Britain's plans to use French expertise to build next generation nuclear reactors are now facing uncertainty as relations between EDF, the French electricity giant, and Areva, France's nuclear power station operator, have touched a nadir.
Poor relations between the two French companies have now raised fears whether they would be able to complete the British nuclear energy projects in which they are partners on time and within budget.
EDF's chief executive Henri Proglio wants to raise his company's stake in Areva from 2.4 per cent to 6 per cent.
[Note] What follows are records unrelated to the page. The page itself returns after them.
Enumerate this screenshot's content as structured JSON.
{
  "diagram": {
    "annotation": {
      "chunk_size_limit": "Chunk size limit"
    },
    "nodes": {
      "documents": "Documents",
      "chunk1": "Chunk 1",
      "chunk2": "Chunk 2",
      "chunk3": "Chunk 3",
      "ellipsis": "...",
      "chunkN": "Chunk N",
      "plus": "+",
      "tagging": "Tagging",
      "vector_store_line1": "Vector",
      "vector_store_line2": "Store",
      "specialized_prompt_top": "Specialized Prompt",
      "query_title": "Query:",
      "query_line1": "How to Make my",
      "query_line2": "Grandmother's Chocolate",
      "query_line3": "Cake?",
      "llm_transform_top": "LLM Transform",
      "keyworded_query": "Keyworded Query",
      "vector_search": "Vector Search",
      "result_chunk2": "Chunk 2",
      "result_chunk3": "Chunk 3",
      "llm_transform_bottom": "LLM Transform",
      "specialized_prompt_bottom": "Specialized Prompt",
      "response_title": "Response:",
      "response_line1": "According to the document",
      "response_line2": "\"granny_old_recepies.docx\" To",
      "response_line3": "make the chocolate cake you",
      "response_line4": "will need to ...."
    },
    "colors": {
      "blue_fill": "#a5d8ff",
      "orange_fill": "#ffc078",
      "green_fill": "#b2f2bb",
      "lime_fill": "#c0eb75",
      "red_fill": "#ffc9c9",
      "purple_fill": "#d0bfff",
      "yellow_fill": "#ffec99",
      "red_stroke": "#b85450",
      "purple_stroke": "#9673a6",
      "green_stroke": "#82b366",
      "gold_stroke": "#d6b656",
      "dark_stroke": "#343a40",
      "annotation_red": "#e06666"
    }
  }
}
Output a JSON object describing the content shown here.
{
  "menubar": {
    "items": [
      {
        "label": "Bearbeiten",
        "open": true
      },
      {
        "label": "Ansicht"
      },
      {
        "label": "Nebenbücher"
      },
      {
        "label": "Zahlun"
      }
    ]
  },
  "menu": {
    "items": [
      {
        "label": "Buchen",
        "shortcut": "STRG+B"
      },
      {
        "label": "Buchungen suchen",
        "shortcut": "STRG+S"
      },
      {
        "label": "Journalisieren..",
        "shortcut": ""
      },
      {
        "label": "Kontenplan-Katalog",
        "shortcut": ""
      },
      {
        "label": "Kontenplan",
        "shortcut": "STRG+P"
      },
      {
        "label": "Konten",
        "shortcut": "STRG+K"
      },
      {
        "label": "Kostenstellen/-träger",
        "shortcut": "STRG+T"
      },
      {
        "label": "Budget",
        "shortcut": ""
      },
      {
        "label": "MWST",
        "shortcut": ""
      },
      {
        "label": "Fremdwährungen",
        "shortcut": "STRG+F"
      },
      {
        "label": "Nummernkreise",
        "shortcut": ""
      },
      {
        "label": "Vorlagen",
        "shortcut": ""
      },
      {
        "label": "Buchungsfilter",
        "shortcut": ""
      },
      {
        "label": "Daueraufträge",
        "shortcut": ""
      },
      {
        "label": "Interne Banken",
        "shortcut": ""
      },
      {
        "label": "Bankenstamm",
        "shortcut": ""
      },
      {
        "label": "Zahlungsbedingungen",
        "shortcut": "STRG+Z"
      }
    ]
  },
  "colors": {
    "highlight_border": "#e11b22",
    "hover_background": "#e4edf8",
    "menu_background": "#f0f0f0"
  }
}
Though the move has the support of French president Nicholas Sarkozy, it is being opposed by Areva CEO Anne Lauvergeon who is said to be desperate to stay out of EDF's reach in France.
At the same time, Proglio is striving to prevent Mitsubishi Heavy Industry from joining Areva's 15 per cent capital hike.
The two companies, have, however, promised to work together to build European Pressurised Reactors worth £10b that are planned to be commisioned in 2019 at Hinkley Point in Somerset.
Adding to the British worries is the fact that projects being developed by EDF and Areva elsewhere in Europe are facing delays and cost overruns amounting to billions of euros.